Social Media is Not Healthy for Teens

Cam Smith, Staff Reporter

I got Instagram in the 4th grade. Despite the age limit being 13, I was 8 years old scrolling through my feed seeing what the “perfect image” was, and that’s what I strived to be. 

A Pew Research Center study found that 81% of teens feel more connected to their friends through social media. Most teens reported that the benefits of social media outweigh the risks, that social media is worth having. However,  the statistics say differently. 

Instagram was created in the 2010s as a fun photo-sharing app. A recent study by The Child Mind Institute found that most teenagers and young adults who spend their time on social media sites such as Facebook, Twitter, Instagram, and other social media platforms were shown to have a substantially higher rate of reported depression from those who do not use social media. (13-66%). Not just a fun photo-sharing app. 

The earlier an individual starts on social media, the greater impact it has on them, especially in young girls. The beauty standard for girls consists of being skinny, but only in certain places, light skin, blue eyes, blonde hair, the list goes on. 

This is  detrimental to girls’ confidence and social media perpetuates this unrealistic beauty standard even more. One of the leading causes of body dysmorphia and other eating disorders is the beauty standard.  A Macquarie University study revealed that even 30 minutes spent on social media apps can make women fixate negatively on weight and appearance.  

Social media takes a huge chunk of our time daily. Spending 3 hours online takes away from doing something far more valuable that’s good for our well-being such as spending time outside, exercising, participating in art or sports, or spending time with family and friends.

Another danger of social media would be cyberbullying. Kids will say things that they would never say to your face in one hundred years online. According to a study done by the Pew Research Center 59% of US teens have been bullied or harassed online, and a similar share say it’s a major problem for people their age.  

 I would be a hypocrite if I said I have never used or enjoyed social media. There are some pros to social media. Keeping in touch with friends and family, speeding up communication, and being a creative outlet are just a few benefits, but they do not outweigh the costs. 

Two weeks ago, I decided to take a break from social media, which includes Snapchat, Instagram and Tik Tok. As any normal teenager would be, I wasn’t used to waking up and not mindlessly scrolling through Tik Tok. It was weird at first, but in these two weeks, I have noticed a significant change in my life. 

I have noticed that I’m living more in the moment, I’m not so sucked into my phone like I was before. I’m not saying I don’t miss seeing what my friends are up to on their Snapchat stories or what the latest Tik Tok trend is, but I do see myself happier without social media. 

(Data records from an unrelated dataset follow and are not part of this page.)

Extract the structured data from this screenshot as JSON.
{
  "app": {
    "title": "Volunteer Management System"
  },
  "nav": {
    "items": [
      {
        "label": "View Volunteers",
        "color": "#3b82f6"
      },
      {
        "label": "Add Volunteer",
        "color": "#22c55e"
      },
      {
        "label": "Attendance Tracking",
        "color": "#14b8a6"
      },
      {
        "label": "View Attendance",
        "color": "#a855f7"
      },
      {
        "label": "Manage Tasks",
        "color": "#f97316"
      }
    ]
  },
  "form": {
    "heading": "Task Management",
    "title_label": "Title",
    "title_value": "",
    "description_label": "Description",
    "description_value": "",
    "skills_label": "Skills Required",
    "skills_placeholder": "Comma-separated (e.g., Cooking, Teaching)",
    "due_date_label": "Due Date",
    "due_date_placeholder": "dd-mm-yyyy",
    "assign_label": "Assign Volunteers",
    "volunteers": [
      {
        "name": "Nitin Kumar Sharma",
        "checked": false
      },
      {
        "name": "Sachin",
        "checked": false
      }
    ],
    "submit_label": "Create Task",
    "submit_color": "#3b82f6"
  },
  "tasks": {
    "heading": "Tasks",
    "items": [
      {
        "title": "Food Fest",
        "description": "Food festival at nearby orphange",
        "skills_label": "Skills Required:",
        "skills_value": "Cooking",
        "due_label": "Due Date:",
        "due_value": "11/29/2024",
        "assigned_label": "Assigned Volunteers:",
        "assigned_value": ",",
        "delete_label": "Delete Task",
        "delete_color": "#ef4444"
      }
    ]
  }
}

Social media is not healthy for teenagers and especially not for an 8-year-old girl. That image of the “perfect appearance” I strived to be shouldn’t be in any young person’s mind. I’m left wondering: Is social media for teens really worth it?